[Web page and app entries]
----
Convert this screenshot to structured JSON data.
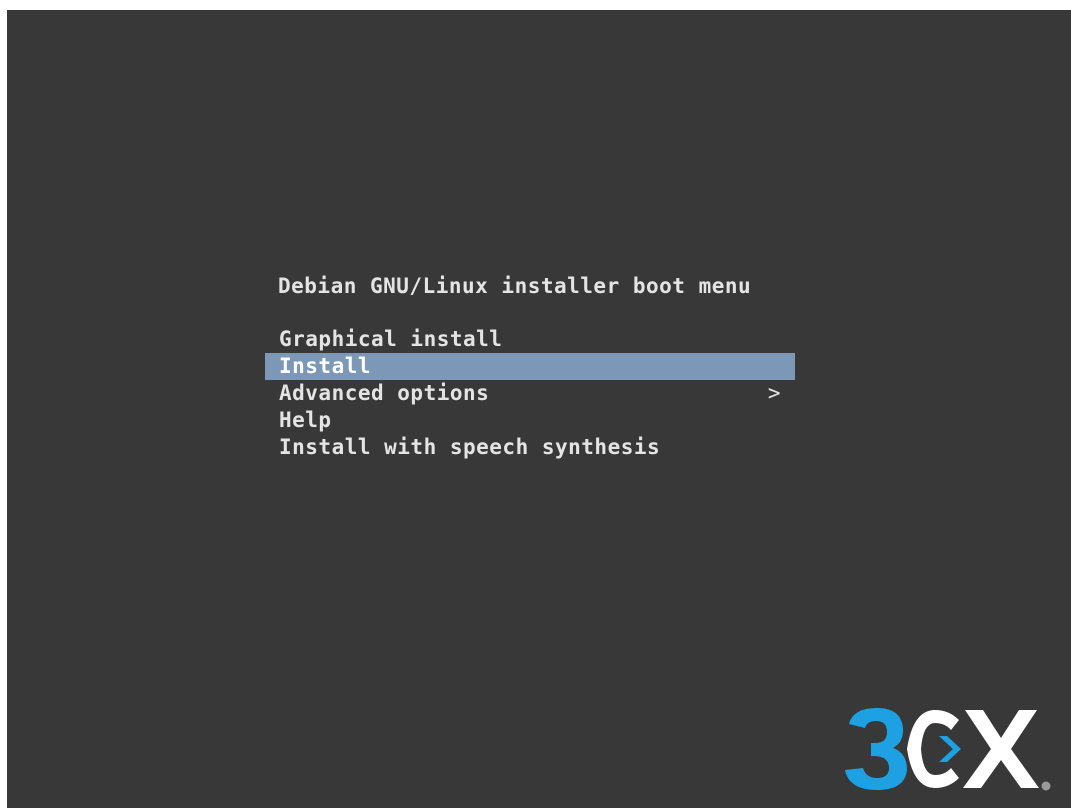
{
  "boot_menu": {
    "title": "Debian GNU/Linux installer boot menu",
    "items": [
      {
        "label": "Graphical install",
        "selected": false,
        "has_submenu": false
      },
      {
        "label": "Install",
        "selected": true,
        "has_submenu": false
      },
      {
        "label": "Advanced options",
        "selected": false,
        "has_submenu": true,
        "submenu_indicator": ">"
      },
      {
        "label": "Help",
        "selected": false,
        "has_submenu": false
      },
      {
        "label": "Install with speech synthesis",
        "selected": false,
        "has_submenu": false
      }
    ]
  },
  "logo": {
    "brand": "3CX",
    "registered_mark": "®",
    "icon": "3cx-logo",
    "colors": {
      "three": "#1da1e2",
      "letters": "#ffffff",
      "arrow": "#1da1e2"
    }
  },
  "colors": {
    "screen_background": "#383838",
    "menu_text": "#e4e4e4",
    "selection_highlight": "#7d98b6"
  }
}
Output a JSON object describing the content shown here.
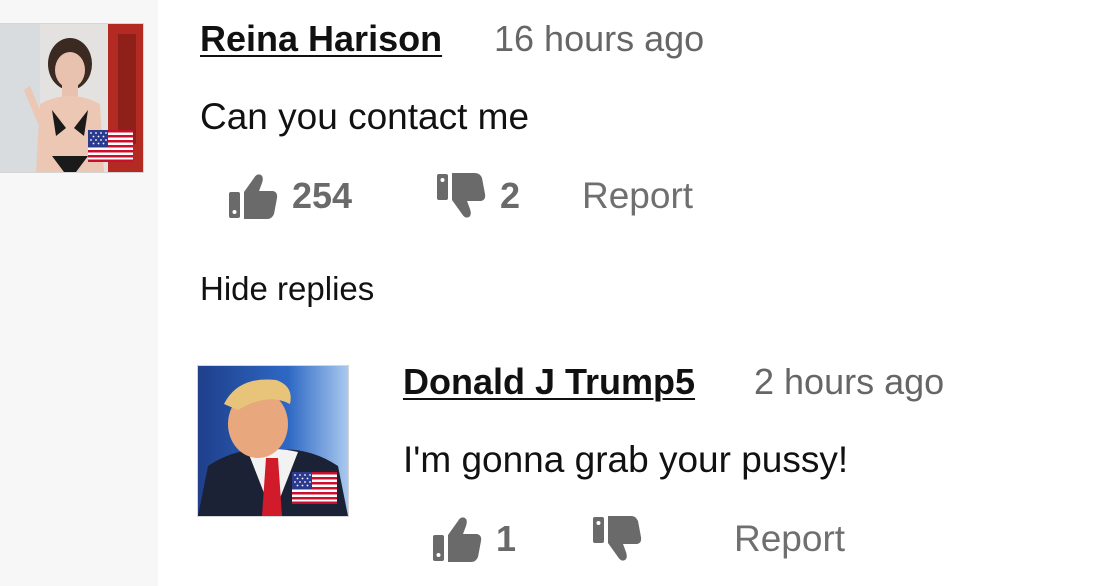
{
  "comment": {
    "author": "Reina Harison",
    "time": "16 hours ago",
    "text": "Can you contact me",
    "likes": "254",
    "dislikes": "2",
    "report_label": "Report",
    "flag": "us-flag"
  },
  "hide_replies_label": "Hide replies",
  "reply": {
    "author": "Donald J Trump5",
    "time": "2 hours ago",
    "text": "I'm gonna grab your pussy!",
    "likes": "1",
    "dislikes": "",
    "report_label": "Report",
    "flag": "us-flag"
  },
  "colors": {
    "page_bg": "#f7f7f7",
    "panel_bg": "#ffffff",
    "icon_gray": "#6a6a6a",
    "flag_red": "#c8102e",
    "flag_blue": "#2b3a8c"
  }
}
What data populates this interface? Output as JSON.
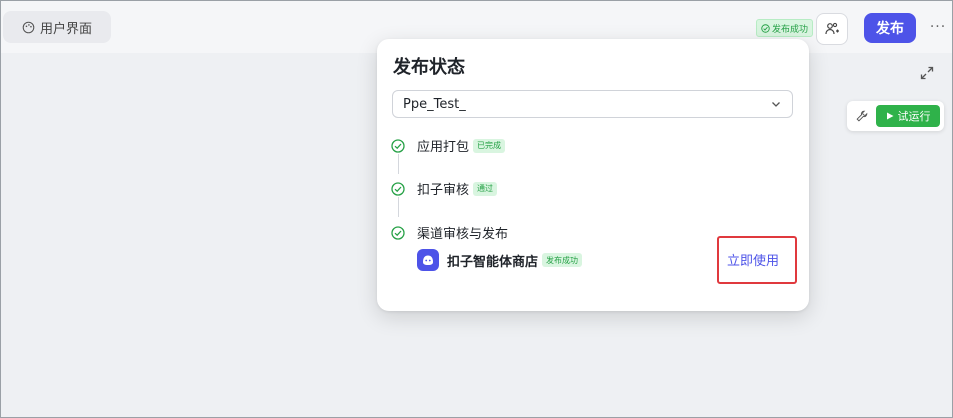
{
  "header": {
    "tab_label": "用户界面",
    "status_badge": "发布成功",
    "publish_label": "发布",
    "more_label": "···"
  },
  "toolbar": {
    "run_label": "试运行"
  },
  "publish_panel": {
    "title": "发布状态",
    "selected_bot": "Ppe_Test_",
    "steps": [
      {
        "label": "应用打包",
        "badge": "已完成"
      },
      {
        "label": "扣子审核",
        "badge": "通过"
      },
      {
        "label": "渠道审核与发布",
        "badge": ""
      }
    ],
    "channel": {
      "name": "扣子智能体商店",
      "badge": "发布成功",
      "action_label": "立即使用"
    }
  },
  "colors": {
    "primary": "#4d53e8",
    "success_green": "#26a146",
    "success_bg": "#d9f5e0",
    "run_green": "#2fb24a",
    "highlight_red": "#e0393e"
  },
  "icons": {
    "tab": "palette-icon",
    "status": "check-circle-icon",
    "collab": "users-add-icon",
    "expand": "expand-icon",
    "debug": "wrench-icon",
    "run": "play-icon",
    "dropdown": "chevron-down-icon",
    "step": "check-circle-icon",
    "store": "bot-logo-icon"
  }
}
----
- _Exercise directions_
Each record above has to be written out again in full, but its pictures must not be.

- _Reply_
Convert this screenshot to structured JSON data.
{
  "boot_menu": {
    "title": "Debian GNU/Linux installer boot menu",
    "items": [
      {
        "label": "Graphical install",
        "selected": false,
        "has_submenu": false
      },
      {
        "label": "Install",
        "selected": true,
        "has_submenu": false
      },
      {
        "label": "Advanced options",
        "selected": false,
        "has_submenu": true,
        "submenu_indicator": ">"
      },
      {
        "label": "Help",
        "selected": false,
        "has_submenu": false
      },
      {
        "label": "Install with speech synthesis",
        "selected": false,
        "has_submenu": false
      }
    ]
  },
  "logo": {
    "brand": "3CX",
    "registered_mark": "®",
    "icon": "3cx-logo",
    "colors": {
      "three": "#1da1e2",
      "letters": "#ffffff",
      "arrow": "#1da1e2"
    }
  },
  "colors": {
    "screen_background": "#383838",
    "menu_text": "#e4e4e4",
    "selection_highlight": "#7d98b6"
  }
}
Output a JSON object describing the content shown here.
{
  "comment": {
    "author": "Reina Harison",
    "time": "16 hours ago",
    "text": "Can you contact me",
    "likes": "254",
    "dislikes": "2",
    "report_label": "Report",
    "flag": "us-flag"
  },
  "hide_replies_label": "Hide replies",
  "reply": {
    "author": "Donald J Trump5",
    "time": "2 hours ago",
    "text": "I'm gonna grab your pussy!",
    "likes": "1",
    "dislikes": "",
    "report_label": "Report",
    "flag": "us-flag"
  },
  "colors": {
    "page_bg": "#f7f7f7",
    "panel_bg": "#ffffff",
    "icon_gray": "#6a6a6a",
    "flag_red": "#c8102e",
    "flag_blue": "#2b3a8c"
  }
}
What data populates this interface? Output as JSON.
{
  "header": {
    "tab_label": "用户界面",
    "status_badge": "发布成功",
    "publish_label": "发布",
    "more_label": "···"
  },
  "toolbar": {
    "run_label": "试运行"
  },
  "publish_panel": {
    "title": "发布状态",
    "selected_bot": "Ppe_Test_",
    "steps": [
      {
        "label": "应用打包",
        "badge": "已完成"
      },
      {
        "label": "扣子审核",
        "badge": "通过"
      },
      {
        "label": "渠道审核与发布",
        "badge": ""
      }
    ],
    "channel": {
      "name": "扣子智能体商店",
      "badge": "发布成功",
      "action_label": "立即使用"
    }
  },
  "colors": {
    "primary": "#4d53e8",
    "success_green": "#26a146",
    "success_bg": "#d9f5e0",
    "run_green": "#2fb24a",
    "highlight_red": "#e0393e"
  },
  "icons": {
    "tab": "palette-icon",
    "status": "check-circle-icon",
    "collab": "users-add-icon",
    "expand": "expand-icon",
    "debug": "wrench-icon",
    "run": "play-icon",
    "dropdown": "chevron-down-icon",
    "step": "check-circle-icon",
    "store": "bot-logo-icon"
  }
}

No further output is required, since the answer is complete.